This final video shows the application of the white paint to the carving. Once the black paint is dry I use a similar technique to apply the white brush strokes and dry brushing to the fox, working over the black paint in a few areas.


Creating a smaller scale test project like this is a helpful way to test out new techniques. It is also a great way to begin conceptualizing the form and movement for a larger scale project. I am pleased with how this scale model turned out, and it is a nice carving on its own, but its scale also represents less of a risk when trying out a new process or trying new materials. This little carving will also be a valuable point of reference when I begin working on the larger project, and the time invested in it will translate into time saved down the road.

Leaping Fox Carving Study

Earlier this summer I completed a small carving as a study for a larger project I hope to work on sometime over the winter – a red fox captured mid-leap, about to pounce on its prey.  I created this smaller version as a way to test the idea I had for the painted finish – one that would utilize the natural beauty and color of the mahogany wood combined with only a minimal amount of black and white oil paint. I documented the process on the @ninthwavedesigns Instagram feed, and have gathered the images together in the slideshow below.

One element of this project that I especially enjoyed was discovering the versatility that the Pfeil Abeggelen detail knives offer.  I was originally intimidated by the super sharp double edges on this tool, but after just a few minutes of practice I felt comfortable using the knife for both pushing and pulling cuts. After completing this project using the medium size knife I added both the smaller and larger versions of these to my carving tool collection. I am certain I will be putting these to use on a regular basis going forward.

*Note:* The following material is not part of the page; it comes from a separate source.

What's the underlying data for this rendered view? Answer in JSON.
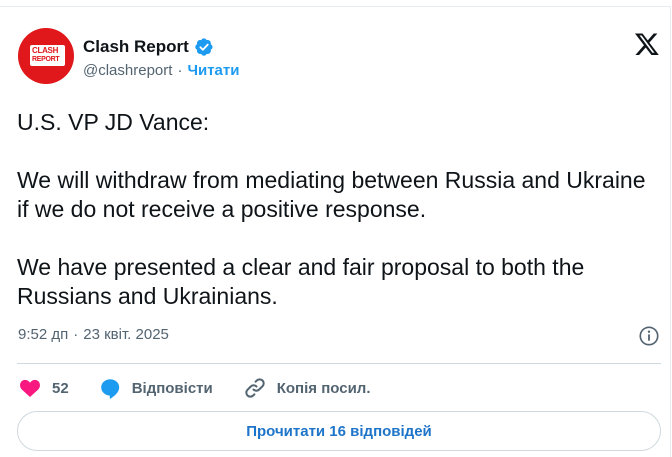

I have included descriptions of the stages of the project with each image below:

Update: See more information about this project in the Leaping Fox Carving Study Demonstration Videos blog post.